--- START ---

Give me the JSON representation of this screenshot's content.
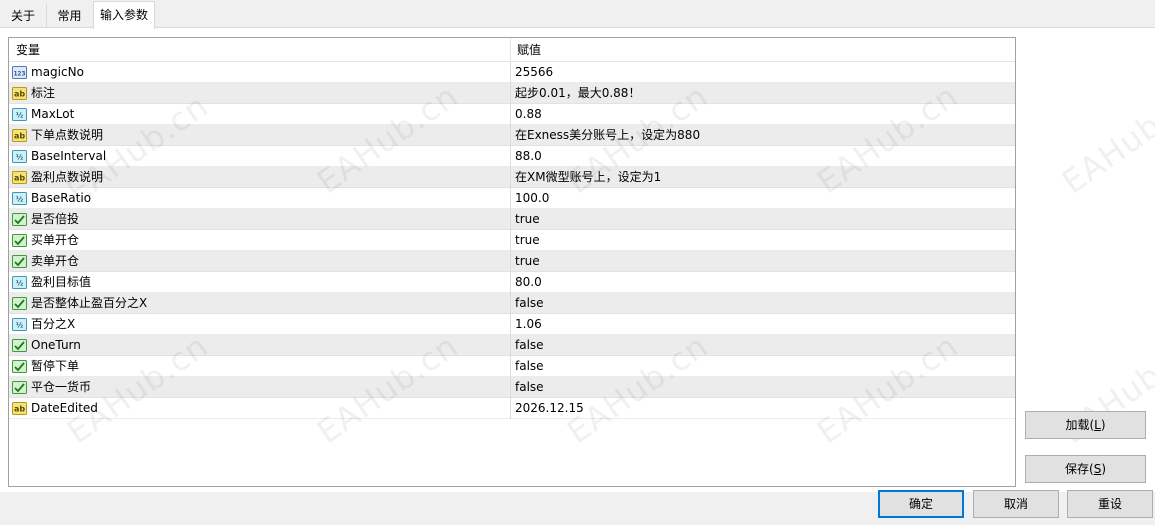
{
  "tabs": [
    {
      "label": "关于",
      "active": false
    },
    {
      "label": "常用",
      "active": false
    },
    {
      "label": "输入参数",
      "active": true
    }
  ],
  "table": {
    "headers": {
      "variable": "变量",
      "value": "赋值"
    },
    "rows": [
      {
        "icon": "integer-type-icon",
        "name": "magicNo",
        "value": "25566"
      },
      {
        "icon": "string-type-icon",
        "name": "标注",
        "value": "起步0.01，最大0.88！"
      },
      {
        "icon": "double-type-icon",
        "name": "MaxLot",
        "value": "0.88"
      },
      {
        "icon": "string-type-icon",
        "name": "下单点数说明",
        "value": "在Exness美分账号上，设定为880"
      },
      {
        "icon": "double-type-icon",
        "name": "BaseInterval",
        "value": "88.0"
      },
      {
        "icon": "string-type-icon",
        "name": "盈利点数说明",
        "value": "在XM微型账号上，设定为1"
      },
      {
        "icon": "double-type-icon",
        "name": "BaseRatio",
        "value": "100.0"
      },
      {
        "icon": "bool-type-icon",
        "name": "是否倍投",
        "value": "true"
      },
      {
        "icon": "bool-type-icon",
        "name": "买单开仓",
        "value": "true"
      },
      {
        "icon": "bool-type-icon",
        "name": "卖单开仓",
        "value": "true"
      },
      {
        "icon": "double-type-icon",
        "name": "盈利目标值",
        "value": "80.0"
      },
      {
        "icon": "bool-type-icon",
        "name": "是否整体止盈百分之X",
        "value": "false"
      },
      {
        "icon": "double-type-icon",
        "name": "百分之X",
        "value": "1.06"
      },
      {
        "icon": "bool-type-icon",
        "name": "OneTurn",
        "value": "false"
      },
      {
        "icon": "bool-type-icon",
        "name": "暂停下单",
        "value": "false"
      },
      {
        "icon": "bool-type-icon",
        "name": "平仓一货币",
        "value": "false"
      },
      {
        "icon": "string-type-icon",
        "name": "DateEdited",
        "value": "2026.12.15"
      }
    ]
  },
  "buttons": {
    "load": {
      "label": "加载(",
      "hotkey": "L",
      "suffix": ")"
    },
    "save": {
      "label": "保存(",
      "hotkey": "S",
      "suffix": ")"
    },
    "ok": "确定",
    "cancel": "取消",
    "reset": "重设"
  },
  "watermark": "EAHub.cn",
  "colors": {
    "primary_border": "#0078d7",
    "row_alt": "#ececec",
    "button_bg": "#e1e1e1"
  }
}
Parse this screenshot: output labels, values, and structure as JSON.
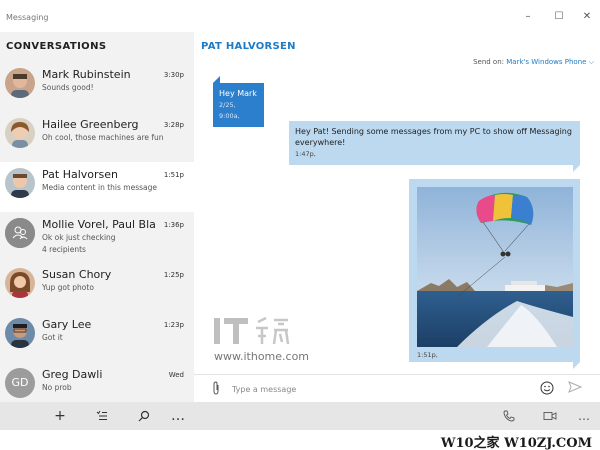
{
  "window": {
    "title": "Messaging",
    "controls": [
      "minimize-icon",
      "maximize-icon",
      "close-icon"
    ]
  },
  "conversations": {
    "header": "CONVERSATIONS",
    "items": [
      {
        "name": "Mark Rubinstein",
        "time": "3:30p",
        "preview": "Sounds good!",
        "avatar": "photo"
      },
      {
        "name": "Hailee Greenberg",
        "time": "3:28p",
        "preview": "Oh cool, those machines are fun",
        "avatar": "photo"
      },
      {
        "name": "Pat Halvorsen",
        "time": "1:51p",
        "preview": "Media content in this message",
        "avatar": "photo",
        "selected": true
      },
      {
        "name": "Mollie Vorel, Paul Bla",
        "time": "1:36p",
        "preview": "Ok ok just checking",
        "sub": "4 recipients",
        "avatar": "group-icon"
      },
      {
        "name": "Susan Chory",
        "time": "1:25p",
        "preview": "Yup got photo",
        "avatar": "photo"
      },
      {
        "name": "Gary Lee",
        "time": "1:23p",
        "preview": "Got it",
        "avatar": "photo"
      },
      {
        "name": "Greg Dawli",
        "time": "Wed",
        "preview": "No prob",
        "avatar_initials": "GD"
      }
    ]
  },
  "left_toolbar": {
    "icons": [
      "new-message-icon",
      "select-icon",
      "search-icon",
      "more-icon"
    ]
  },
  "chat": {
    "contact_name": "PAT HALVORSEN",
    "send_on_label": "Send on:",
    "send_on_value": "Mark's Windows Phone",
    "messages": [
      {
        "direction": "in",
        "text": "Hey Mark",
        "time": "2/25, 9:00a,"
      },
      {
        "direction": "out",
        "text": "Hey Pat! Sending some messages from my PC to show off Messaging everywhere!",
        "time": "1:47p,"
      },
      {
        "direction": "out",
        "type": "image",
        "image_description": "parasailing over the ocean",
        "time": "1:51p,"
      }
    ],
    "compose_placeholder": "Type a message"
  },
  "right_toolbar": {
    "icons": [
      "phone-icon",
      "video-icon",
      "more-icon"
    ]
  },
  "watermarks": {
    "logo_text": "IT之家",
    "url": "www.ithome.com",
    "footer": "W10之家 W10ZJ.COM"
  },
  "colors": {
    "accent": "#1e7bc7",
    "incoming_bubble": "#2b7fcc",
    "outgoing_bubble": "#bcd9f0",
    "pane_background": "#f2f2f2",
    "toolbar_background": "#e6e6e6"
  }
}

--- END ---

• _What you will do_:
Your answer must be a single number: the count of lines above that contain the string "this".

• _Task response_:
3